As we swung out of the picnic area after a lunch break, Jean in the back seat called out that she had seen flowering orchids. Much braking ensued. These were Pterostylis nutans, and rather spectacular examples of greenhoods: however they were basically green, growing on an earth bank and about 10cm high so how the heck she spotted them as we drove along I do not know! Several minutes were spent taking photographs and enjoying the plants.

As our guests hadn't seen any whales we swung out to Seal Rocks to see if any cetaceans were enjoying the choppy conditions. No spouting was seen although Frances did see some dolphins. The wind was very strong at the lighthouse and if anyone (I suspect readers from Auckland or Valparaiso have the best chance at this) finds my NY Marathon cap, please return it.

Brushed on and Tallowwood Forest Park

On our last day I rang the providers of the ferry service and established that it was running. So off we went, aiming to catch the 10am service. A few kms from the ferry a small sports car (or at least the driver of same) was having trouble with the dirt road ? sitting on 40kph. I could see this might cause missing the ferry so honked past. In fact they made it on time.

After a very uneventful crossing ? this may not have been the case on Friday ? we rolled down the road to Mungo Brush. The business here was to do the Rainforest walk and add Regent Bowerbird to my life list. The male of this species is particularly lurid gold and black. So we did the 1.7km walk and saw a few birds but none of the target species. Drat (or words to that effect).
We then sat down and had a nice lunch during which Frances spotted a Blue-faced Honeyeater in one of the nearby trees. An addition to the year list as well as the trip list.

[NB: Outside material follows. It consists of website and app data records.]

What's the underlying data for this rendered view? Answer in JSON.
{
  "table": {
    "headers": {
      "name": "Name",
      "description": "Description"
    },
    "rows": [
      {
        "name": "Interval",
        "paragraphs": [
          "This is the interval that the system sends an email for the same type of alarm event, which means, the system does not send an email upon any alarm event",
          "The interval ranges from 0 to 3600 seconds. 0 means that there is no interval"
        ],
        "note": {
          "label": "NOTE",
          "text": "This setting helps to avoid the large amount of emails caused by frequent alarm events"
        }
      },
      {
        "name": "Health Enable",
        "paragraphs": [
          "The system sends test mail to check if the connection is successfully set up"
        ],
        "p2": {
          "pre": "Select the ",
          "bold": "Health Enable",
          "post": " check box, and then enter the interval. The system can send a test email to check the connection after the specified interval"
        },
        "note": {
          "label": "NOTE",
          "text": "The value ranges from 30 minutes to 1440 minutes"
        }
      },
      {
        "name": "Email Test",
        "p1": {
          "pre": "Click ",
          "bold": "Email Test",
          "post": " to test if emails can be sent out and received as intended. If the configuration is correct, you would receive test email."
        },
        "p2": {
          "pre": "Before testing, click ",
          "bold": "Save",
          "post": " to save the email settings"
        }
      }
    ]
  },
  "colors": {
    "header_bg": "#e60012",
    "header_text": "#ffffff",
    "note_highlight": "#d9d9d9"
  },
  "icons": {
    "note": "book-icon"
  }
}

Leaving her to do artistic things in the campground I went back into the forest to (ab)use my M3 player and see if I could dig up the Bowerbird: an hour was allocated to this. Frances had asked about the level in the vego we were likely to see this bird and I had advised ?on the ground?. Thus when I looked at a largish bird 5m up munching on bugs on a Banksia cone I was very surprised to find a Bowerbird filling up my bins. A quick confirmation from the field guide and "Yahoo" was applicable. I think that makes my 1ife list 1598.

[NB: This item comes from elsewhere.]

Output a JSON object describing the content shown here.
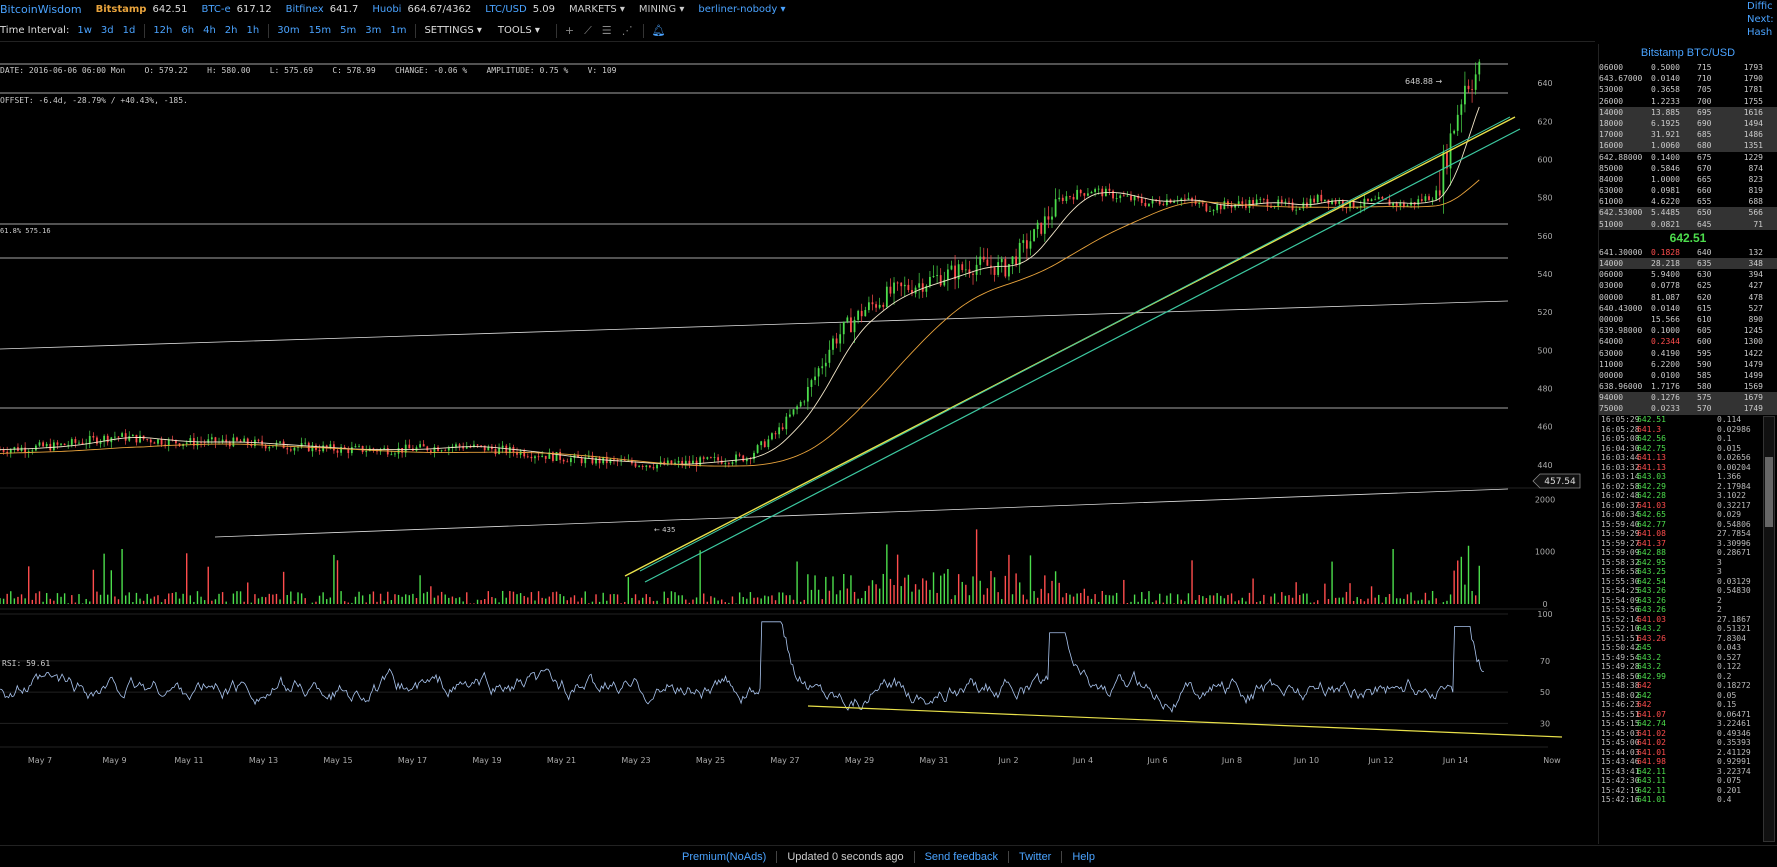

On getting back to the table where I had left Frances she was quite excited about a bird she had seen. On checking the field guide she nominated an Azure Kingfisher! That gets added to the trip list (a joint enterprise) but not my year list as the bird had buggered off by the time I got there.

We did a stroll along the Tamboy walk and were interested in the difference between the rainforest vegetation at the Eastern end of the camp and the Melaleuca swamp forest at the Western end. We decided that a quick foray to the beach would still let us nail the 2pm ferry. When we got there the track to the beach was taped off because of aerial herbicide spraying (penalties apply). I decided that
* they wouldn't be flying on a Sunday; and
* it was 1,000,000 : 1 that a Ranger would be along to berate us anyway.
I should pay attention when reading Terry Pratchett books as he is sure that million to one shots always come off. In fairness the ranger was just ripping off the tape as they'd finished the spraying ? and done a good job on the Bitou Bush ? so gave us no grief whatever.

Back across the ferry and up into the hills to find the Tallowwood Forest Park, which promised very tall trees etc. To check the way out of town I called into the information centre and was told how to get there and that Forests had removed all the infrastructure and it was totally overgrown (and the road was very rough). Anyway off we went. It turned out to be quite a trip with a highlight being a superb Lyrebird galloping across the road. The road was a bit average, and although we were able to work out where the park used to be, it was no longer visible. There were some really nice trees/ferns /palms etc so probably worth the 40km round trip.